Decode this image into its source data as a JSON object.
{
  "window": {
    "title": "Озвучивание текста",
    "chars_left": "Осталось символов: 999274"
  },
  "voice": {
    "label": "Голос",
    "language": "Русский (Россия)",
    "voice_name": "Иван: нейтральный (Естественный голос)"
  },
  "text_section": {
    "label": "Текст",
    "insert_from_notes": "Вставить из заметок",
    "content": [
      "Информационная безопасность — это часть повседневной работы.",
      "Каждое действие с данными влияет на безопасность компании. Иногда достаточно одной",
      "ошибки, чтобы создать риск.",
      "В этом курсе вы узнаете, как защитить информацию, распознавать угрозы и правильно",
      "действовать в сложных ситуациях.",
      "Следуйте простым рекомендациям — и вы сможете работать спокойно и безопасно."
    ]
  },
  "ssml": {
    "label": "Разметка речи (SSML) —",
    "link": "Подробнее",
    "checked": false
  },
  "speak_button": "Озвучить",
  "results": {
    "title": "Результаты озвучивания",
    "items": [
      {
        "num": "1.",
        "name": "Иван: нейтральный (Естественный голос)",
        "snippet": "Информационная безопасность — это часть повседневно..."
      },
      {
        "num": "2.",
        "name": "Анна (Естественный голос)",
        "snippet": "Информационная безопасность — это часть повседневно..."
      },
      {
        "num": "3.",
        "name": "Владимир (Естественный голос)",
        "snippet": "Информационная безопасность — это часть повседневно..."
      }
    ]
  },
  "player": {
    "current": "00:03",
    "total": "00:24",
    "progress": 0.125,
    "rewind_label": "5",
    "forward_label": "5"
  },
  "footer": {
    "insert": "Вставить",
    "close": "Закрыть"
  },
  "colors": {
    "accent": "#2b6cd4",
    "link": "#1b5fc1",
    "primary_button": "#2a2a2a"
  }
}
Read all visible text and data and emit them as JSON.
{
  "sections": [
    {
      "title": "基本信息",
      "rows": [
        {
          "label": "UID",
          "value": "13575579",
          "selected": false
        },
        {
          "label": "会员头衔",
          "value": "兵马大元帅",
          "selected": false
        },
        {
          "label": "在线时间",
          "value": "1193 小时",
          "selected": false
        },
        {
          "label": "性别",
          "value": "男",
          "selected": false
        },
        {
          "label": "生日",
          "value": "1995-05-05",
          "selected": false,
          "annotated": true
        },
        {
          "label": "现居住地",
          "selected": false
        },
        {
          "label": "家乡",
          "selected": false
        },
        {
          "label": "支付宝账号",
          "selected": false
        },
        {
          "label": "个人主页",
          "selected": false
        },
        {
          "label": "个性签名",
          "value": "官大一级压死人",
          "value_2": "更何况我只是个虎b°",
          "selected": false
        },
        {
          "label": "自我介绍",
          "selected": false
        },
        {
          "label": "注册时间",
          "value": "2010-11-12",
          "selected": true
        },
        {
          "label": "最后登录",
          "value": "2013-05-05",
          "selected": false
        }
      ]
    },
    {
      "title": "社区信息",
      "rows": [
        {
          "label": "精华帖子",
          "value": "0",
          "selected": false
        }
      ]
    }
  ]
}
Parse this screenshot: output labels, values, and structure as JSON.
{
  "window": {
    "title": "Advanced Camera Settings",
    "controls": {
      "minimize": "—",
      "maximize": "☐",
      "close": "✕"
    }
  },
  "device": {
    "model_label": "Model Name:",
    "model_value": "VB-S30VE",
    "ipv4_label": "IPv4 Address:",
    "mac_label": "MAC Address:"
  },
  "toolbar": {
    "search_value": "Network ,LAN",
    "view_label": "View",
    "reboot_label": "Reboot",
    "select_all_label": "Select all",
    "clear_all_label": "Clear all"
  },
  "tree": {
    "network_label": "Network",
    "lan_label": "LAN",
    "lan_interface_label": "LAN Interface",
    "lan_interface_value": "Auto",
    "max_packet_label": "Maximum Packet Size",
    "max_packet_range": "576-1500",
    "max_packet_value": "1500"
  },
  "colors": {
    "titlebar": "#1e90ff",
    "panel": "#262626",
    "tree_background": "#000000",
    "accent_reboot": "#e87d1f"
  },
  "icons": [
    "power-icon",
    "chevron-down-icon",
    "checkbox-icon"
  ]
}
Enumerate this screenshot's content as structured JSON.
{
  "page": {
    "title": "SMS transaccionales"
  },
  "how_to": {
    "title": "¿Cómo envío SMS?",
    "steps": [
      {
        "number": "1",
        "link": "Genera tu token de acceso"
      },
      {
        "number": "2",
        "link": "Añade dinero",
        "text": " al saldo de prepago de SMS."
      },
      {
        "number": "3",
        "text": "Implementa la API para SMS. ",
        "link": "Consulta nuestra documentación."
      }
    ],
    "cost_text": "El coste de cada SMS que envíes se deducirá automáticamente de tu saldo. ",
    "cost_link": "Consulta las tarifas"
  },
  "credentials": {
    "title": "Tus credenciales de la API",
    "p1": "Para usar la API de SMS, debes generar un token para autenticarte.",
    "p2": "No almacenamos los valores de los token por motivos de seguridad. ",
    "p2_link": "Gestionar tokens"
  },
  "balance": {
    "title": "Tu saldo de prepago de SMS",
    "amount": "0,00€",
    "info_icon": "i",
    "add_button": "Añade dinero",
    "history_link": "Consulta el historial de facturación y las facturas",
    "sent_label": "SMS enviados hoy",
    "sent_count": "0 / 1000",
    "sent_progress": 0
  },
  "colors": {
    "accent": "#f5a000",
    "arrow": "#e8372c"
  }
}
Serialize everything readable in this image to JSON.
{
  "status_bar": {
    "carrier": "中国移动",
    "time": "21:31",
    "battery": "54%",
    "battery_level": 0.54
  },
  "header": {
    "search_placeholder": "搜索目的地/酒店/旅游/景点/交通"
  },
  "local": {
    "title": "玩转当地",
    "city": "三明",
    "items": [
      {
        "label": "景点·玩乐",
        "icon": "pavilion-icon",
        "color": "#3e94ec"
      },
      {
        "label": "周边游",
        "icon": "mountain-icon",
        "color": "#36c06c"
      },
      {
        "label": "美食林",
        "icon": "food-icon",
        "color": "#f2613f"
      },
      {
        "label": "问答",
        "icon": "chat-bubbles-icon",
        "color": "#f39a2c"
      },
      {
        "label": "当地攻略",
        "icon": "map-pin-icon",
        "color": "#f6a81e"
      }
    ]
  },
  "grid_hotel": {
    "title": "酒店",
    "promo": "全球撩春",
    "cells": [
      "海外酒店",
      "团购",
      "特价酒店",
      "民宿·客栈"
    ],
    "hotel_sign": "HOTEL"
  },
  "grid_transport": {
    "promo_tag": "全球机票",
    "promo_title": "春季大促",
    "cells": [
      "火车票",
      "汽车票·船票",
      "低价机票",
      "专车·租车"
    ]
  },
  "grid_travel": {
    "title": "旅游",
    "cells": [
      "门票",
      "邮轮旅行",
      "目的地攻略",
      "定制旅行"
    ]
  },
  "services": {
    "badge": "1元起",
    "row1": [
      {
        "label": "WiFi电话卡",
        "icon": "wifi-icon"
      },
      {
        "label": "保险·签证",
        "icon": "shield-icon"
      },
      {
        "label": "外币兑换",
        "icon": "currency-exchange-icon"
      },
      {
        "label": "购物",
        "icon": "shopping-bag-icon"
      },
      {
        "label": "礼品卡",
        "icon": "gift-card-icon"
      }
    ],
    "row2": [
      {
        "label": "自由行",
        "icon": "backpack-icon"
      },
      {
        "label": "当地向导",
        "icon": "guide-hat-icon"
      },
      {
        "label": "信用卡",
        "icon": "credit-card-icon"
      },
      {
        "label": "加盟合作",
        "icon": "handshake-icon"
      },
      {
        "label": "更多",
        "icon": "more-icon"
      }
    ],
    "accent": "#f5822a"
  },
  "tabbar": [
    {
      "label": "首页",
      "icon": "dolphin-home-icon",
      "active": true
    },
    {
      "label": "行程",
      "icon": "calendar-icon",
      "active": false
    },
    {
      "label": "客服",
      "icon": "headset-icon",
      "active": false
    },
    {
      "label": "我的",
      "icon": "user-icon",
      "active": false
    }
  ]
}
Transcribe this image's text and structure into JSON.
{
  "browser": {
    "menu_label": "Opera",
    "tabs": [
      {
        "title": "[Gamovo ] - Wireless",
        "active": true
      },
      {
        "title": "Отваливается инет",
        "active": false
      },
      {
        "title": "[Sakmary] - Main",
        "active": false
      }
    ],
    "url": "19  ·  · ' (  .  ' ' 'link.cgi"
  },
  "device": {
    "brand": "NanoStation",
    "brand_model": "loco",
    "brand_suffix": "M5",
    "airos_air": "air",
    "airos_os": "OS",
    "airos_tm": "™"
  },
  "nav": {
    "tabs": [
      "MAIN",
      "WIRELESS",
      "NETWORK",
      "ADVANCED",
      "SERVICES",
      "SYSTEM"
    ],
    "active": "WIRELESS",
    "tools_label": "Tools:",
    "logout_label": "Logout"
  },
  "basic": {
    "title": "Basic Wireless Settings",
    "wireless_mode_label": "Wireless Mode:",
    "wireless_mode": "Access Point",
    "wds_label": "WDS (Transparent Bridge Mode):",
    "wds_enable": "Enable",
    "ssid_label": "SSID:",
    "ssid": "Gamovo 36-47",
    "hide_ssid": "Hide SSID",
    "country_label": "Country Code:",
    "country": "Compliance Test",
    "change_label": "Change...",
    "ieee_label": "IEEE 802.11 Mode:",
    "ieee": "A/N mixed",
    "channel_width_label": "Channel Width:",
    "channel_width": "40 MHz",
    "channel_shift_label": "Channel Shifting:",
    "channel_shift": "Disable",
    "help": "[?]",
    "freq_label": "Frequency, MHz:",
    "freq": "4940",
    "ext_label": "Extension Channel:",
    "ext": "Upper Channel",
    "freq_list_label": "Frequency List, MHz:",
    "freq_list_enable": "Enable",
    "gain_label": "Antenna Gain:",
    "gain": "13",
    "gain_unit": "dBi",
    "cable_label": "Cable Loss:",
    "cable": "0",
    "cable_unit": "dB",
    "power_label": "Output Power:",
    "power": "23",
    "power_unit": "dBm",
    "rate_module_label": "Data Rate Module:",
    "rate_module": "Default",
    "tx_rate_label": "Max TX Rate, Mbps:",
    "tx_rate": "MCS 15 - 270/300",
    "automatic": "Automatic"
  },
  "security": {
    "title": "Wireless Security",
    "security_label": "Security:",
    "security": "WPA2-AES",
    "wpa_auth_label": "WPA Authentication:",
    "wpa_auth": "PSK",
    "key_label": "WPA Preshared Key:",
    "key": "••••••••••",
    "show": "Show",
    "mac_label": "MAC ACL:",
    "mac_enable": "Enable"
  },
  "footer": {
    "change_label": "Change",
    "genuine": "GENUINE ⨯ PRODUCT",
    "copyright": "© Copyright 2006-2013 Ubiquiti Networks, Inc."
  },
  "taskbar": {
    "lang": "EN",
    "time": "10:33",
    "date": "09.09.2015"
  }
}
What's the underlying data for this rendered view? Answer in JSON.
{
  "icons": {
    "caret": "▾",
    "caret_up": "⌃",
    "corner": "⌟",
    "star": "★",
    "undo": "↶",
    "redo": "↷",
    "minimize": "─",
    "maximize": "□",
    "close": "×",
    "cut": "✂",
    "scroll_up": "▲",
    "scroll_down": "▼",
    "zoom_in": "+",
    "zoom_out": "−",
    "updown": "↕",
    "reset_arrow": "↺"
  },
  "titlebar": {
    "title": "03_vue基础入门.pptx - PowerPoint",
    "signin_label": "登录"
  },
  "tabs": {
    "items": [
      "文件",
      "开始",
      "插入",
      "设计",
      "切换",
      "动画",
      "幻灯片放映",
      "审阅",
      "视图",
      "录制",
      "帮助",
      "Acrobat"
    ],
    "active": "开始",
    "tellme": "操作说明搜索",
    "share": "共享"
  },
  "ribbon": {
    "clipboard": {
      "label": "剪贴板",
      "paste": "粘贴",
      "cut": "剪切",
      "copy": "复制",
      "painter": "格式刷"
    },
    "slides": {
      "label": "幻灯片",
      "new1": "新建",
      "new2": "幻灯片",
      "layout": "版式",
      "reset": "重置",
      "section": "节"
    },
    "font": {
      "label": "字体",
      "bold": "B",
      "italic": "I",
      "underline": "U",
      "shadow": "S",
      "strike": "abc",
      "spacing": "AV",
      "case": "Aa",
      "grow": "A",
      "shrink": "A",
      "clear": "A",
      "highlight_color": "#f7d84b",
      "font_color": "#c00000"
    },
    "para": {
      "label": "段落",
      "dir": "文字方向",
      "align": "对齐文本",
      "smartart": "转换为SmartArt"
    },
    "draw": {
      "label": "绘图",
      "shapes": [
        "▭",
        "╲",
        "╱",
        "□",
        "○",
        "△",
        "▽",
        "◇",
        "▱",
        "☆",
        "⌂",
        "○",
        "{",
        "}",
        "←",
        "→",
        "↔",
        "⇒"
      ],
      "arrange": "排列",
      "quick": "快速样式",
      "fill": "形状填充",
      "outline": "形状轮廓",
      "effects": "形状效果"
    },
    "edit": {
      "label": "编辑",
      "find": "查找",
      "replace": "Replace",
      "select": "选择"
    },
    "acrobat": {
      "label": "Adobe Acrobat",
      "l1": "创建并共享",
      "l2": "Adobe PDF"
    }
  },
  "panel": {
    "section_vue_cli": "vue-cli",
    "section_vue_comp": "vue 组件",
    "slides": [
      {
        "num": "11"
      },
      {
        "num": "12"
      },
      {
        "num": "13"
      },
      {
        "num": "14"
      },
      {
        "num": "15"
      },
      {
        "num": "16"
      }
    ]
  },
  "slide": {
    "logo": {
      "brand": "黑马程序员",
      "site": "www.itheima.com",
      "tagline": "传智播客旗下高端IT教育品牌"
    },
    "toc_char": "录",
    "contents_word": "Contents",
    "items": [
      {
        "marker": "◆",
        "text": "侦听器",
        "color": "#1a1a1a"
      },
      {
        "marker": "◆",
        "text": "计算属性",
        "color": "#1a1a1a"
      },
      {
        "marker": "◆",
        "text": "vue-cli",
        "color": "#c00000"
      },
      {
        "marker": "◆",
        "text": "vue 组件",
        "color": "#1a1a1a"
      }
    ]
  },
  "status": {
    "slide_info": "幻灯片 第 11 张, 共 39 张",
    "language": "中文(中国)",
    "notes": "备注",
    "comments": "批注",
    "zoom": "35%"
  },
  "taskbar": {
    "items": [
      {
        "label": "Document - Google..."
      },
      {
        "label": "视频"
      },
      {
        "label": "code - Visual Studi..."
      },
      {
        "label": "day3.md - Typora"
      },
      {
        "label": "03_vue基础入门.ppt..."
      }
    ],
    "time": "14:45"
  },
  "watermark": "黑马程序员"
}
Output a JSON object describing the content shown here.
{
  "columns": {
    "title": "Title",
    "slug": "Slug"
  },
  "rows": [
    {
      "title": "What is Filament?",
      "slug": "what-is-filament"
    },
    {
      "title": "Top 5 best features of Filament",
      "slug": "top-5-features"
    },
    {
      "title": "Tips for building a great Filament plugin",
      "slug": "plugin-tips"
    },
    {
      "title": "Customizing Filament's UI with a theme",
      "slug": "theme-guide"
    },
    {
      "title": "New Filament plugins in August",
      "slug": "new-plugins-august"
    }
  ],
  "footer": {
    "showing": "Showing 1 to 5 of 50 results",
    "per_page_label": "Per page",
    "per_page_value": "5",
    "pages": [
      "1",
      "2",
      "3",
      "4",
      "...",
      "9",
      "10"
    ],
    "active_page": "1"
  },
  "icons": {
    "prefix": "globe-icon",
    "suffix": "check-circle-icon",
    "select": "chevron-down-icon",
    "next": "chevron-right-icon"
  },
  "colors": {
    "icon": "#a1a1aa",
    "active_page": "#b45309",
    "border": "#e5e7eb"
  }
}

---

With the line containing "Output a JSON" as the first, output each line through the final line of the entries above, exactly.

> _Response area_:
Output a JSON object describing the content shown here.
{
  "columns": {
    "title": "Title",
    "slug": "Slug"
  },
  "rows": [
    {
      "title": "What is Filament?",
      "slug": "what-is-filament"
    },
    {
      "title": "Top 5 best features of Filament",
      "slug": "top-5-features"
    },
    {
      "title": "Tips for building a great Filament plugin",
      "slug": "plugin-tips"
    },
    {
      "title": "Customizing Filament's UI with a theme",
      "slug": "theme-guide"
    },
    {
      "title": "New Filament plugins in August",
      "slug": "new-plugins-august"
    }
  ],
  "footer": {
    "showing": "Showing 1 to 5 of 50 results",
    "per_page_label": "Per page",
    "per_page_value": "5",
    "pages": [
      "1",
      "2",
      "3",
      "4",
      "...",
      "9",
      "10"
    ],
    "active_page": "1"
  },
  "icons": {
    "prefix": "globe-icon",
    "suffix": "check-circle-icon",
    "select": "chevron-down-icon",
    "next": "chevron-right-icon"
  },
  "colors": {
    "icon": "#a1a1aa",
    "active_page": "#b45309",
    "border": "#e5e7eb"
  }
}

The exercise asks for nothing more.